Gastroparesis is the delayed emptying of your stomach. With gastroparesis, food stays for a very long time inside your stomach leading to symptoms such as:
- A sense of fullness after eating that lasts for hours or days.
- Constant nausea.
- Burping a lot after eating.
- Heartburn or GERD symptoms.
- Early satiety (feeling full after eating very little).
- Bloating in the upper part of your abdomen.
- Chronic stomach pain and discomfort.
Gastroparesis can occur acutely, as with viral gastroenteritis (stomach flu). Chornic gastroparesis is common with:
- Diabetes mellitus (affects the vagus nerve, which is responsible for normal stomach movements).
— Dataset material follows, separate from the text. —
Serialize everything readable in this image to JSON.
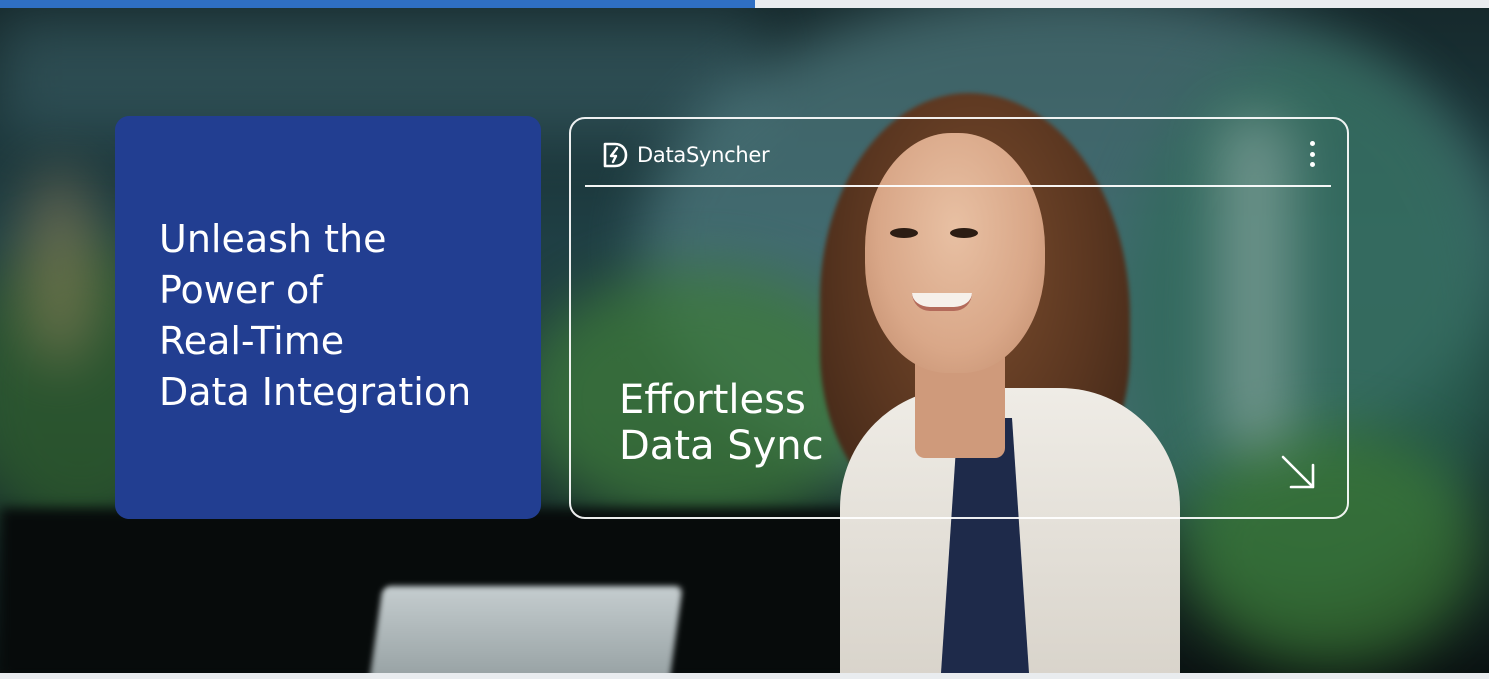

- Vagus nerve injury during surgery.
- Medications are also a common cause of gastroparesis, as with some anti-depressants.
7. Others (less frequent).
- Medications include metformin, acarbose (anti-diabetes), and laxatives (lactulose, sorbitol).
- Gallbladder diseases as chronic cholecystitis.
- Pancreatic diseases such as chronic pancreatitis.
- Corkscrew esophagus.
- Gastric or esophageal cancers.
- Irritable bowel syndrome.
- Previous stomach or esophageal surgery.
- Rumination syndrome.
- And many others, learn more.